The two-year pilot program aims to curb the opioid crisis in that state, Gov. Baker said in an announcement Wednesday.
The pilot program is designed for individuals with settled workers comp cases who are still being treated with opioids, according to a press statement from the governor’s office. It would allow insurance companies to stop payment for continued use of opioids, which have taken up to a year to settle while an individual is continually prescribed opioids.
“Coordinating alternative viable chronic pain management options between an injured worker and their insurance company can reduce the chance of addiction to prescription opioids,” Gov. Baker said in a statement. “Judges have seen a rising number of overdoses and deaths as these proceedings play out in the courts and this pilot will help resolve cases more swiftly as another tool for fighting the opioid epidemic.”
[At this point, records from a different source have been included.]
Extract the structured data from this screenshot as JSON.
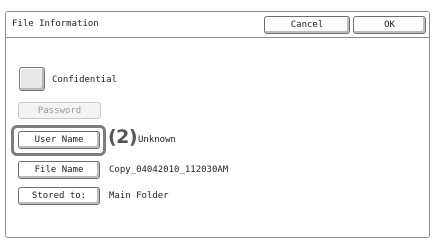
{
  "dialog": {
    "title": "File Information",
    "cancel_label": "Cancel",
    "ok_label": "OK"
  },
  "confidential": {
    "label": "Confidential",
    "checked": false
  },
  "password_button": {
    "label": "Password",
    "enabled": false
  },
  "rows": [
    {
      "button_label": "User Name",
      "value": "Unknown"
    },
    {
      "button_label": "File Name",
      "value": "Copy_04042010_112030AM"
    },
    {
      "button_label": "Stored to:",
      "value": "Main Folder"
    }
  ],
  "callout": {
    "label": "(2)"
  },
  "colors": {
    "border": "#8a8a8a",
    "disabled_text": "#9a9a9a",
    "highlight": "#7d7d7d"
  }
}
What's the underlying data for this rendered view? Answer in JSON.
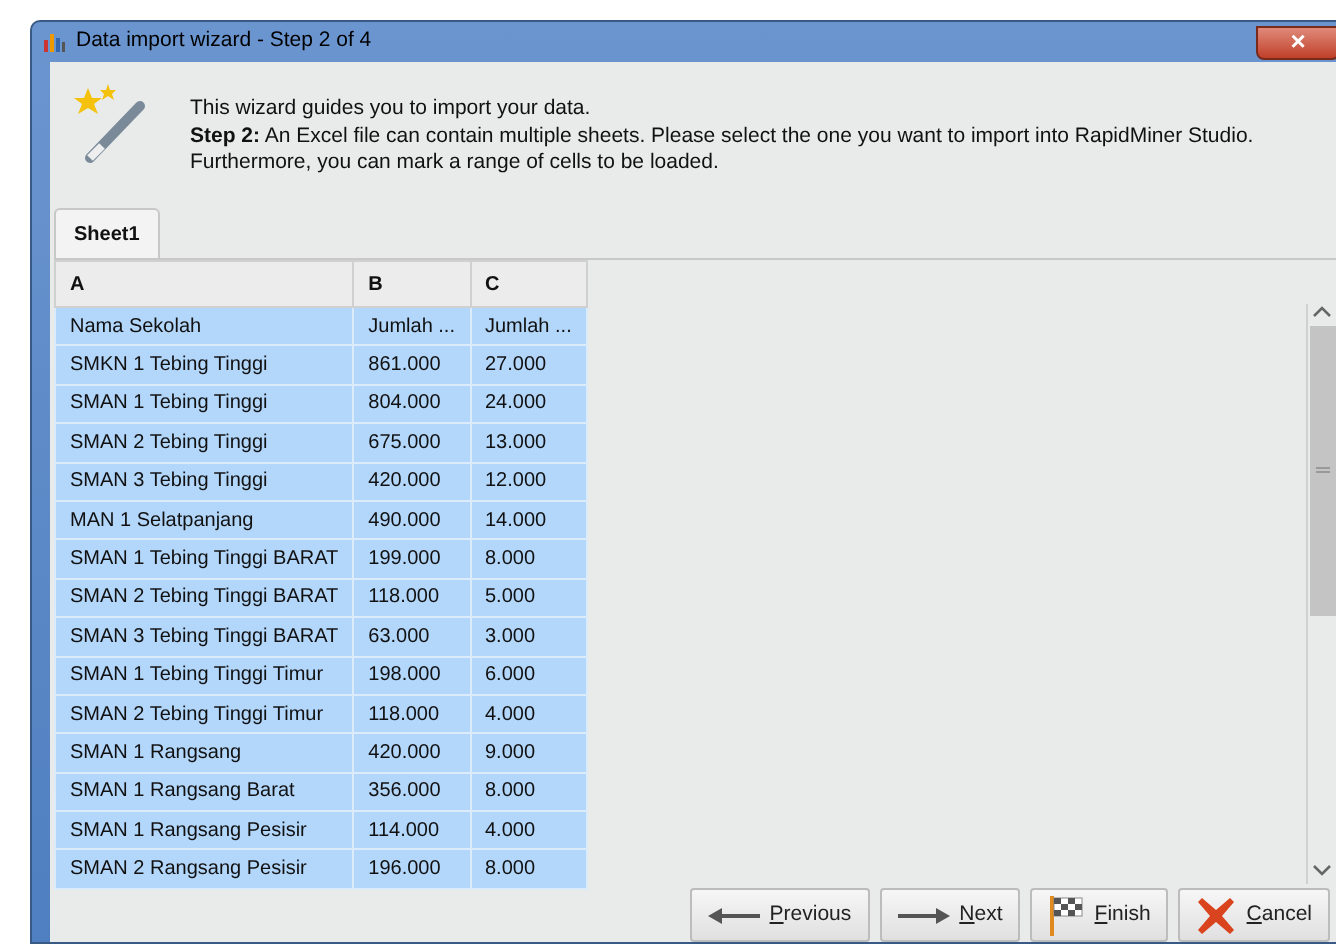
{
  "window": {
    "title": "Data import wizard - Step 2 of 4",
    "close": "×"
  },
  "intro": [
    "This wizard guides you to import your data.",
    "**Step 2:** An Excel file can contain multiple sheets. Please select the one you want to import into RapidMiner Studio.",
    "Furthermore, you can mark a range of cells to be loaded."
  ],
  "tabs": [
    {
      "label": "Sheet1",
      "selected": true
    }
  ],
  "table": {
    "columns": [
      "A",
      "B",
      "C"
    ],
    "rows": [
      [
        "Nama Sekolah",
        "Jumlah ...",
        "Jumlah ..."
      ],
      [
        "SMKN 1 Tebing Tinggi",
        "861.000",
        "27.000"
      ],
      [
        "SMAN 1 Tebing Tinggi",
        "804.000",
        "24.000"
      ],
      [
        "SMAN 2 Tebing Tinggi",
        "675.000",
        "13.000"
      ],
      [
        "SMAN 3 Tebing Tinggi",
        "420.000",
        "12.000"
      ],
      [
        "MAN 1 Selatpanjang",
        "490.000",
        "14.000"
      ],
      [
        "SMAN 1 Tebing Tinggi BARAT",
        "199.000",
        "8.000"
      ],
      [
        "SMAN 2 Tebing Tinggi BARAT",
        "118.000",
        "5.000"
      ],
      [
        "SMAN 3 Tebing Tinggi BARAT",
        "63.000",
        "3.000"
      ],
      [
        "SMAN 1 Tebing Tinggi Timur",
        "198.000",
        "6.000"
      ],
      [
        "SMAN 2 Tebing Tinggi Timur",
        "118.000",
        "4.000"
      ],
      [
        "SMAN 1 Rangsang",
        "420.000",
        "9.000"
      ],
      [
        "SMAN 1 Rangsang Barat",
        "356.000",
        "8.000"
      ],
      [
        "SMAN 1 Rangsang Pesisir",
        "114.000",
        "4.000"
      ],
      [
        "SMAN 2 Rangsang Pesisir",
        "196.000",
        "8.000"
      ]
    ],
    "selected": true
  },
  "buttons": [
    {
      "label": "Previous",
      "kind": "previous"
    },
    {
      "label": "Next",
      "kind": "next"
    },
    {
      "label": "Finish",
      "kind": "finish"
    },
    {
      "label": "Cancel",
      "kind": "cancel"
    }
  ]
}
The program would resolve court cases faster by assigning a care coordinator to mediate treatment options and help patients understand the long-term repercussions of opioid abuse, according to the statement.
About one in nine patients who are prescribed opioids for chronic pain test positive for illicit drug use, according to a study released Thursday.